> **ASSIGNED TASK**: Scan the entries below. Report each line where the string "finden" occurs.

> **RECORDED INFORMATION**:
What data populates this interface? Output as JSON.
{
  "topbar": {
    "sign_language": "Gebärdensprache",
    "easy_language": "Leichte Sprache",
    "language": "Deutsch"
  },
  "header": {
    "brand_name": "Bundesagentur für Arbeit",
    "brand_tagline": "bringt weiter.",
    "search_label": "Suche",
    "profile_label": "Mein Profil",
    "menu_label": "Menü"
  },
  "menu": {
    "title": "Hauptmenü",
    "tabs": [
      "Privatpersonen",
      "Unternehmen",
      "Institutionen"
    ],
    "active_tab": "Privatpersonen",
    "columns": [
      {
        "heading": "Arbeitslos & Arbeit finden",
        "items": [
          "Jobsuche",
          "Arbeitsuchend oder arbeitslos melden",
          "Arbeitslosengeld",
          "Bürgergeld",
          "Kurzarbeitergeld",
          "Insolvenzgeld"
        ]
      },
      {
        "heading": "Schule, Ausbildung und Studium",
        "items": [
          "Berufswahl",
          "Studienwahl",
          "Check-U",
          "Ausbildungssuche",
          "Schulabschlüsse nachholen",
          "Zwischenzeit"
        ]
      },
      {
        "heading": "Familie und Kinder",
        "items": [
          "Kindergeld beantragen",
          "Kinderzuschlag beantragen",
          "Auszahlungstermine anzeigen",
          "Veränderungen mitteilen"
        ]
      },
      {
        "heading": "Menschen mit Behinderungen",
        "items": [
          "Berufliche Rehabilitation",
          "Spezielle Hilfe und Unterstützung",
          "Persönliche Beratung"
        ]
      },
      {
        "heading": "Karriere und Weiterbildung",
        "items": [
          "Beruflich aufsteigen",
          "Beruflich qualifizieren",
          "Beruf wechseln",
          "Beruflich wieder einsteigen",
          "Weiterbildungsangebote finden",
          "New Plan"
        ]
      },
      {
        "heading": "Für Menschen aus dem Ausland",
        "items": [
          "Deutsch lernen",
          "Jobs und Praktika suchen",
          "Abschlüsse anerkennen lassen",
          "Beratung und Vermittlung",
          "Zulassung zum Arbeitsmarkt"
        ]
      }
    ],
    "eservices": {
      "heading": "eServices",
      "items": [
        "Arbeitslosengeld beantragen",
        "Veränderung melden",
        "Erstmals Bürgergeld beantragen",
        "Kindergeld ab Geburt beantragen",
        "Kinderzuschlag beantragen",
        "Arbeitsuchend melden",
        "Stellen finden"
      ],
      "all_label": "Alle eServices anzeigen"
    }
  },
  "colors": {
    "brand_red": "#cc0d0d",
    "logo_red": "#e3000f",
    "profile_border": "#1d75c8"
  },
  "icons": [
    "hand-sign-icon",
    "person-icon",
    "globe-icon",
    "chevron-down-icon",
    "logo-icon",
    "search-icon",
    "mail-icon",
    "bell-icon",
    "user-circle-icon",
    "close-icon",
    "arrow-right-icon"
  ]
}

> **ANSWER TO THE EXERCISE**:
        "heading": "Arbeitslos & Arbeit finden",
          "Weiterbildungsangebote finden",
        "Stellen finden"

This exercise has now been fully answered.